> What is being asked: Every line below that holds "shell" must be copied.

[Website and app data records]
----------------
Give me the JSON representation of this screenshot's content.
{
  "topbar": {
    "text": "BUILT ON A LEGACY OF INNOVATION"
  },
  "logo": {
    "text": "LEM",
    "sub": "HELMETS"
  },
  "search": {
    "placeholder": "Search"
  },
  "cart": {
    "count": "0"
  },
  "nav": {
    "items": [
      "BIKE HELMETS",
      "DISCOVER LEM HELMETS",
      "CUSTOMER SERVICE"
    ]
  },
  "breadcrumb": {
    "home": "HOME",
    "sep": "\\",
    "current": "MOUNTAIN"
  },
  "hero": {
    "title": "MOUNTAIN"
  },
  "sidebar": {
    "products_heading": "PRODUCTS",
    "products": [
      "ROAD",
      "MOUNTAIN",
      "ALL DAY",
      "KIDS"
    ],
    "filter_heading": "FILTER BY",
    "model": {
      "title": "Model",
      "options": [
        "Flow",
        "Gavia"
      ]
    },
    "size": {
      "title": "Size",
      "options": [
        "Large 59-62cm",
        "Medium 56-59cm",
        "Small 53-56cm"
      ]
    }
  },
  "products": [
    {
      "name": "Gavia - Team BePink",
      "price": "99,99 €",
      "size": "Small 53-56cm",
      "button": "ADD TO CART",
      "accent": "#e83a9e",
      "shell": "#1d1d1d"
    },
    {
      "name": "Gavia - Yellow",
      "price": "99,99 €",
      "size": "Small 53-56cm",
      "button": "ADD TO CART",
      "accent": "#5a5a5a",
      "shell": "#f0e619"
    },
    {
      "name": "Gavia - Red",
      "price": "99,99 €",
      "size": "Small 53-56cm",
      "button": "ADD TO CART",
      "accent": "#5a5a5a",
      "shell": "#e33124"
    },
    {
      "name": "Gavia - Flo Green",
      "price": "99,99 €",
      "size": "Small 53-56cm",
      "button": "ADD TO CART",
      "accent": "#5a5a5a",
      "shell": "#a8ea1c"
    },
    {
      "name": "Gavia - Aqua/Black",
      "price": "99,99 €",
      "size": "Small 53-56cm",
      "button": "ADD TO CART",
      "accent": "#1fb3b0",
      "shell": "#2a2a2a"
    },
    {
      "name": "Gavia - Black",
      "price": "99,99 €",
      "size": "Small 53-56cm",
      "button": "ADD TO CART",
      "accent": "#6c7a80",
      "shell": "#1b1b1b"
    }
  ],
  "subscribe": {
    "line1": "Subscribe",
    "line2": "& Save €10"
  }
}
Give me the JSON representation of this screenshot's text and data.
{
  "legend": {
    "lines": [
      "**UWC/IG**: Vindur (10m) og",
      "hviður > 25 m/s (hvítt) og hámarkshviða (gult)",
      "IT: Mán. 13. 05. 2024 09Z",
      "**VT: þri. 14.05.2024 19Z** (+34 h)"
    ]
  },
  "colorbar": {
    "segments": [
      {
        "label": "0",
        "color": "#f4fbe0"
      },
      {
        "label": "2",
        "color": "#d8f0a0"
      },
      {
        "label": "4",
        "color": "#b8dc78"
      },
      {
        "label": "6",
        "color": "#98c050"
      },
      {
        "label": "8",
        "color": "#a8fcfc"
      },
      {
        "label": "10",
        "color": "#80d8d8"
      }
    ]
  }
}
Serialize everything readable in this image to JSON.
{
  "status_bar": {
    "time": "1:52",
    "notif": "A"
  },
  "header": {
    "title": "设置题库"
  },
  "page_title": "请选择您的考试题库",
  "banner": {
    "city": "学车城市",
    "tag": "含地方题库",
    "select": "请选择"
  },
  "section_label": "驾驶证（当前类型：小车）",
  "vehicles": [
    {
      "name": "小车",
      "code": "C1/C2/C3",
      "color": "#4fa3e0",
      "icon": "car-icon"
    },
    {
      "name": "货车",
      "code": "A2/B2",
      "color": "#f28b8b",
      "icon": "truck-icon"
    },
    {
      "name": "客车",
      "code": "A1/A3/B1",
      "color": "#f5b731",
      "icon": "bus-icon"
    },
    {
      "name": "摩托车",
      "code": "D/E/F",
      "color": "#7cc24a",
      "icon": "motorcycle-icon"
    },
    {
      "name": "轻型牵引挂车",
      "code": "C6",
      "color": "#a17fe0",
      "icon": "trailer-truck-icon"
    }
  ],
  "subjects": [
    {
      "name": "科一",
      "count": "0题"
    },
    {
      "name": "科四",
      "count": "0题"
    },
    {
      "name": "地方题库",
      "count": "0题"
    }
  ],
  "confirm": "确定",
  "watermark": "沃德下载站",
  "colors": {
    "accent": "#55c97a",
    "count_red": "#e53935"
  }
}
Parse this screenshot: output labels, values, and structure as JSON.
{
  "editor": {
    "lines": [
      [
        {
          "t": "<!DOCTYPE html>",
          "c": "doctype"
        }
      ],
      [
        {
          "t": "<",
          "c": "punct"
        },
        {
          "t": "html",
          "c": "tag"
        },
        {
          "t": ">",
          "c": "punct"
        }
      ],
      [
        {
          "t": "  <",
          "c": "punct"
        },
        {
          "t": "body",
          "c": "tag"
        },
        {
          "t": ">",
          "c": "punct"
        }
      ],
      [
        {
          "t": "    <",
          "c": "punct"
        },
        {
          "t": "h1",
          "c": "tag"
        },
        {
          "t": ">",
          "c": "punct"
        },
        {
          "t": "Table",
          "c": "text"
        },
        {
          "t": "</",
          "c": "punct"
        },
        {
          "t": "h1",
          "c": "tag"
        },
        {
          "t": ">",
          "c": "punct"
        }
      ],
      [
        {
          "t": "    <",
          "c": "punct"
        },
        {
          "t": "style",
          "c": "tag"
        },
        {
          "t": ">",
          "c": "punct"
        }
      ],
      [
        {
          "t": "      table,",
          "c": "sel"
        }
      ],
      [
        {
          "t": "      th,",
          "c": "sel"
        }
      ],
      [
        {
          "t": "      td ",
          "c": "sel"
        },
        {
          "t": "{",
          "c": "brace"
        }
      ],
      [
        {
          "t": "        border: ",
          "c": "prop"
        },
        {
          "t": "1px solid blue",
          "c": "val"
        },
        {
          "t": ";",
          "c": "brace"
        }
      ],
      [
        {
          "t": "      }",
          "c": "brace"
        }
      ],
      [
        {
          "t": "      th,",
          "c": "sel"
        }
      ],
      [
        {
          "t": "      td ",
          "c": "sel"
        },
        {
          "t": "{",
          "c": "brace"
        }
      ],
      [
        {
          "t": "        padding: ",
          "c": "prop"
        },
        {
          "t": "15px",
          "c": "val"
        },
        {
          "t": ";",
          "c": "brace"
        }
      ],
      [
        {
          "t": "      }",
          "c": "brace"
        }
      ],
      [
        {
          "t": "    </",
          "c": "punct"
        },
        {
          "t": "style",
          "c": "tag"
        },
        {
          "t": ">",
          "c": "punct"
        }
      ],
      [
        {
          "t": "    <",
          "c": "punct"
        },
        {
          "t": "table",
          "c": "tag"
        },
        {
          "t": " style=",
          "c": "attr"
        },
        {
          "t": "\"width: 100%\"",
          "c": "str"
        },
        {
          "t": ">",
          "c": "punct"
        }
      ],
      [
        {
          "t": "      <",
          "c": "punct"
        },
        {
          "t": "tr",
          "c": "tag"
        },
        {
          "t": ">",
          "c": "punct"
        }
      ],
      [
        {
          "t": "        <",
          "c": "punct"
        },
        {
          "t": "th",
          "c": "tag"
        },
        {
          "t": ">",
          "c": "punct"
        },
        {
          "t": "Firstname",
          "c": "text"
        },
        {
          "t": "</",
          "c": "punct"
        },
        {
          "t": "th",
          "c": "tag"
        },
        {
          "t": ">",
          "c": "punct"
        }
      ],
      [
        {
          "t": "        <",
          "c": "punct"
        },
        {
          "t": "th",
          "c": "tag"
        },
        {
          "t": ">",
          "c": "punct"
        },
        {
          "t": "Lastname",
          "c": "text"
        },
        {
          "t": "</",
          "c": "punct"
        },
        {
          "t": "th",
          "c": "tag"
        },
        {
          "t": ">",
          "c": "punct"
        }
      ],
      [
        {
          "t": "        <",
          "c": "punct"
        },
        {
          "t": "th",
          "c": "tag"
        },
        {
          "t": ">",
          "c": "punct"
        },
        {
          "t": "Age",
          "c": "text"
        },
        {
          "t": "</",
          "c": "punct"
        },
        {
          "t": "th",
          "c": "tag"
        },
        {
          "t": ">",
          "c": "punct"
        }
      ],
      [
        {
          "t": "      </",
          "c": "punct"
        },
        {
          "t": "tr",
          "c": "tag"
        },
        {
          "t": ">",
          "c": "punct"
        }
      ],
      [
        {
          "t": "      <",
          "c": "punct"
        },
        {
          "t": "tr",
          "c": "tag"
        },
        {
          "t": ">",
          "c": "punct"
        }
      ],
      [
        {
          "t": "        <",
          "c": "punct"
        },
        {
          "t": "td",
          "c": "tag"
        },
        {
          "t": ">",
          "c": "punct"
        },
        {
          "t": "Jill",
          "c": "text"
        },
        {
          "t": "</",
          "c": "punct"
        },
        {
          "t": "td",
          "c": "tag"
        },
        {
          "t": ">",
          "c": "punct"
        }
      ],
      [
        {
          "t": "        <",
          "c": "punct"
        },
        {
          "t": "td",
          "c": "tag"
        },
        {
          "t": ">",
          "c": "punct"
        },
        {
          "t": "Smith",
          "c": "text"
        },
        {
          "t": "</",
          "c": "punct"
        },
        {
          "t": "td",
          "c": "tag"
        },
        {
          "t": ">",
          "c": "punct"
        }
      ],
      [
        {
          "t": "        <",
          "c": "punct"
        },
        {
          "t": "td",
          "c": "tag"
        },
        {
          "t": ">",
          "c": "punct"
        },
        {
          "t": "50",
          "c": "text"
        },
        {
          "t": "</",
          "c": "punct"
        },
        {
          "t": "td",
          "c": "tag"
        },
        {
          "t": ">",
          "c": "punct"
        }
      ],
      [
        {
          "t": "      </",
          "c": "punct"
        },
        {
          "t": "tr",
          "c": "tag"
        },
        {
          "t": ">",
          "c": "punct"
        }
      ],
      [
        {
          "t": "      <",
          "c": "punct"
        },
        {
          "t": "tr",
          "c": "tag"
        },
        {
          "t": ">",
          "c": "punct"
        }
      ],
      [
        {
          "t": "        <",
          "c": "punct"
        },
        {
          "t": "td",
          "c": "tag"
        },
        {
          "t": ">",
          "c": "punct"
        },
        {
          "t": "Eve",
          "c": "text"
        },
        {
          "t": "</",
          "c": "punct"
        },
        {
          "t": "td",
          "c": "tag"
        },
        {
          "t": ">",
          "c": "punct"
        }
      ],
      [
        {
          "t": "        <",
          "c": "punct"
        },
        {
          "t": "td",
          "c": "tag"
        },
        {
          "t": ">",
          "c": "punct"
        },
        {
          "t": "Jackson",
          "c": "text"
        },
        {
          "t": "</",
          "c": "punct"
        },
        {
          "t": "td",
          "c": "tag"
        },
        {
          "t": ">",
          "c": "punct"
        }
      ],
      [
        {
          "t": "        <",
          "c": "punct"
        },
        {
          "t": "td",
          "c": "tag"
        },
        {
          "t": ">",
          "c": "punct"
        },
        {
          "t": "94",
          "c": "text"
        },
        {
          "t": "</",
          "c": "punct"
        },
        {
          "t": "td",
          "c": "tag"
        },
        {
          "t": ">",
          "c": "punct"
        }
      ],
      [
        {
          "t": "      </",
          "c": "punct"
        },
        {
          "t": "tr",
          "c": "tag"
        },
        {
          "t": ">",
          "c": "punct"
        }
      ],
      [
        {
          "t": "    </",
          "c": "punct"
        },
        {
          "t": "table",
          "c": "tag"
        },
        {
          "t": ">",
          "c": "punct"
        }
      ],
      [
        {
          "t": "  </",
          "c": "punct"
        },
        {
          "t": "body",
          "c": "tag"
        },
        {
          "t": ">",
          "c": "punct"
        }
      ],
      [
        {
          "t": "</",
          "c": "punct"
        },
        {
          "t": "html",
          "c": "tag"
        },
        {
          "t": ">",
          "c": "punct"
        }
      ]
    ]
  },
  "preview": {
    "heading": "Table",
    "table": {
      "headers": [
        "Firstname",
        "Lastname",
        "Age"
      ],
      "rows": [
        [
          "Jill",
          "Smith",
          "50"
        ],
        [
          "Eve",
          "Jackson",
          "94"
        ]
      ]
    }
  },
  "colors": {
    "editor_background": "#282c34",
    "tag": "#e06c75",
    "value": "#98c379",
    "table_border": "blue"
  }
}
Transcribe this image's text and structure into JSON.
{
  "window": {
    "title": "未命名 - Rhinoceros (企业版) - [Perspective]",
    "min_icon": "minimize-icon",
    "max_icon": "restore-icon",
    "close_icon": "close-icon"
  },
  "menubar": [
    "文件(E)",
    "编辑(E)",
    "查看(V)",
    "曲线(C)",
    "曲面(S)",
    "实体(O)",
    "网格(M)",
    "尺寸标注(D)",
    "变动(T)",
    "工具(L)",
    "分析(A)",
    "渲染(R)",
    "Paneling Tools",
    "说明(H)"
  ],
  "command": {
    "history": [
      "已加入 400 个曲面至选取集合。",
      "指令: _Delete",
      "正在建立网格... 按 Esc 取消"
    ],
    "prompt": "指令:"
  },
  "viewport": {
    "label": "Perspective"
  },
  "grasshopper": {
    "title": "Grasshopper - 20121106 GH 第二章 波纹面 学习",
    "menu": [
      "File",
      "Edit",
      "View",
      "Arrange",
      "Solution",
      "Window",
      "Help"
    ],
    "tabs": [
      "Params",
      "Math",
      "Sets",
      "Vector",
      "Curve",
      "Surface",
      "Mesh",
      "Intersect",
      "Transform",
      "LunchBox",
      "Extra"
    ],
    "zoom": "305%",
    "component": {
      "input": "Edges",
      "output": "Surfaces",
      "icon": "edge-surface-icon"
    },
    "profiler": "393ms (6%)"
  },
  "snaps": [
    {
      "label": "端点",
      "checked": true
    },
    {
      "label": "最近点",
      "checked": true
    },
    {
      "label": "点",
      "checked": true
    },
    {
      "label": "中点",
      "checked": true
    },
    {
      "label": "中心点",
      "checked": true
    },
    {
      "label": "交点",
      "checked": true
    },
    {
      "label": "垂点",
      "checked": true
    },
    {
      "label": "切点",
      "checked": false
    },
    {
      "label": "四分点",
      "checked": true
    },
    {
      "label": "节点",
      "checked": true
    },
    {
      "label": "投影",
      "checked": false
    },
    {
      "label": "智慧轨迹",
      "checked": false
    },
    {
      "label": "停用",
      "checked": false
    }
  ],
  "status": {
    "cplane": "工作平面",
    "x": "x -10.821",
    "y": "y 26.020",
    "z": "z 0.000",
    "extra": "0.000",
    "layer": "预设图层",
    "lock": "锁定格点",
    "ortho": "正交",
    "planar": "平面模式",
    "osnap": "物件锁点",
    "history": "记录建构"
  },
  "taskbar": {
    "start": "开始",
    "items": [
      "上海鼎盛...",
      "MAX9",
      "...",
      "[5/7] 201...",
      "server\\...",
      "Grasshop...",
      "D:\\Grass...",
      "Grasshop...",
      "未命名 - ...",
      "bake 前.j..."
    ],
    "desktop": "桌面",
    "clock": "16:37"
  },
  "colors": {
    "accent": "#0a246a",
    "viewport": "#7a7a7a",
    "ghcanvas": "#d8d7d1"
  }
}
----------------
> Answer section:
      "shell": "#1d1d1d"
      "shell": "#f0e619"
      "shell": "#e33124"
      "shell": "#a8ea1c"
      "shell": "#2a2a2a"
      "shell": "#1b1b1b"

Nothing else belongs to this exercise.